Tuesday, March 1, 2011

Rome #2

I hopped on the metro to the Colosseum (still just as impressive) and was intending to walk to the Trevi Fountain. It was drizzling quite a bit though so I decided to take one of the double decker tour buses instead. 15 euros for 1 day, 17 for 2. Pricey but better than getting wet and possibly lost. One of the stops is the Vatican so I decided to get off and have a look. The queue for tickets was literally a mile long so I had a bit of a look around the Square and then wandered back to the bus stop. Later in the day I noticed a place that sells tickets for the Vatican so I'll grab one tomorrow and do the proper tour later in the week.

St Peter's Basilica

Next stop, for me, was the Piazza Venezia. I'd seen the roof statues of this yesterday from the Forum and wanted a closer look. Dominating the piazza is a huge building that's mainly a monument to Victor Emmanuel II, the first king of united Italy (1800s). Statues, bronzes, bas-reliefs, marble, columns, the eternal flame... you name it, it's there. All very patriotic stuff.

Vittorio Emanuele monument

From there I walked to the Trevi Fountain. It took a while to get a clear shot without the millions of other tourists getting in the way. It's impressive though. I've yet to see a better fountain. I threw a coin in the water and made a wish......

Fontana di Trevi

I found a little cafe/restaurant around the corner and had lunch there. Best pizza since I left home. 7 euros for a small glass of wine made it an expensive meal though! At the hotel I get the whole bottle for that price.

Lunch
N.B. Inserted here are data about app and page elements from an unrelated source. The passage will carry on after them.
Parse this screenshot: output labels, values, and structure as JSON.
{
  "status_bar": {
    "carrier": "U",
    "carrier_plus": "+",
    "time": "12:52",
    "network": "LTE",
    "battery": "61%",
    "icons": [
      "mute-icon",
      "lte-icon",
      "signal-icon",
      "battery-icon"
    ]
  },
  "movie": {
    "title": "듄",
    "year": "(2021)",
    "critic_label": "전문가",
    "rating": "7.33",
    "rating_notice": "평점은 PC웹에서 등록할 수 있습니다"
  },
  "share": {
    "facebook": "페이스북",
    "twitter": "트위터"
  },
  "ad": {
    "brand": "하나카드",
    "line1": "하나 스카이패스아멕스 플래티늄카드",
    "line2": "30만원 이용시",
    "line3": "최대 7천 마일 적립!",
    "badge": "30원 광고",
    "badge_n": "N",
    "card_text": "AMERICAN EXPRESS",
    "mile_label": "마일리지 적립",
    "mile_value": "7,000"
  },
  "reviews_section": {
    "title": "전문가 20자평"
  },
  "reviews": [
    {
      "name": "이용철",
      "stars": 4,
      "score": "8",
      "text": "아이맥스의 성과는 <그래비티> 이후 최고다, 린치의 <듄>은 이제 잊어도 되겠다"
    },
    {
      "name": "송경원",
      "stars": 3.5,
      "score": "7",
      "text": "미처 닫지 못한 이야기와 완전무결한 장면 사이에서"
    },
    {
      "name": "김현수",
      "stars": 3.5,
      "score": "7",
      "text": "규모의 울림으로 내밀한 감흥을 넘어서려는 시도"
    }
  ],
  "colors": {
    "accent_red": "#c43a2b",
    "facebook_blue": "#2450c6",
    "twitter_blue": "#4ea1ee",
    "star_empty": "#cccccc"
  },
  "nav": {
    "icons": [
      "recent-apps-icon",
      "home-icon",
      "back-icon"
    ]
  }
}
Then off down some more narrow side streets to the Pantheon. It's not much to look at from the outside: colonnaded portico and rotunda. But inside is special. It was originally built, by Marcus Agrippa, to honour all of Rome's gods but is now a catholic church. Victor Emmanuel is entombed there as well as Raphael, the Renaissance artist. The dome is the world's largest unreinforced concrete dome. The centre is open to the skies. Not so good on a day like today. The central area of the floor was roped off and very wet. It's all slightly sloped inwards so that rainwater runs to the centre and then drains away through a couple of drainage holes in the marble. Those Romans were clever! There are several chapels at various points around the interior and all have statues and art works to adorn them. It's really quite beautiful inside.
From there I started to make my way back to the Piazza Venezia and the bus. It started to rain more heavily so I ducked in to the Church of St Ignatius Loyola, which I just happened to be passing. Jaw dropping! I've never seen anything like it before in my life. Every inch of wall and ceiling is decorated in the most ornate fashion. I just had to sit and stare.

Church of St Ignatius Loyola

Makes me keen to see the Sistine Chapel now. Excessive in the way that only the Catholic church can be.
After that extravaganza I made my way back to the bus and a metro station. I thought about getting off at Termini, the central station where all metro lines meet, but it all looked too big and scary so I stayed on the bus to the Colosseum. By now it was peak hour and the train was, in a word, crowded. There's no etiquette when it comes to grabbing a seat. First in best dressed and no-one gives up their seat to anyone once they've claimed it. Too bad if you're old or infirm and not quick enough. However, it's not as bad as trying to cross the road on foot. Even with a pedestrian crossing you put your life on the line. I just wait till someone brave enough makes a start across. Most drivers will ignore that it's a pedestrian crossing but eventually one car will stop (usually reluctantly), forcing others to do the same. Then the pedestrians scurry across as quickly as possible. Scary!
It's raining heavily now but I'm hoping it'll have eased by tomorrow. If not, then it'll be an inside day: museums and such like. There's plenty to choose from.

Later....

2 comments:

9fragments - CJStrahan said...

Wonderful! Stay safe x

Diane said...

I thought I feel in love with Egypt but Rome, wow.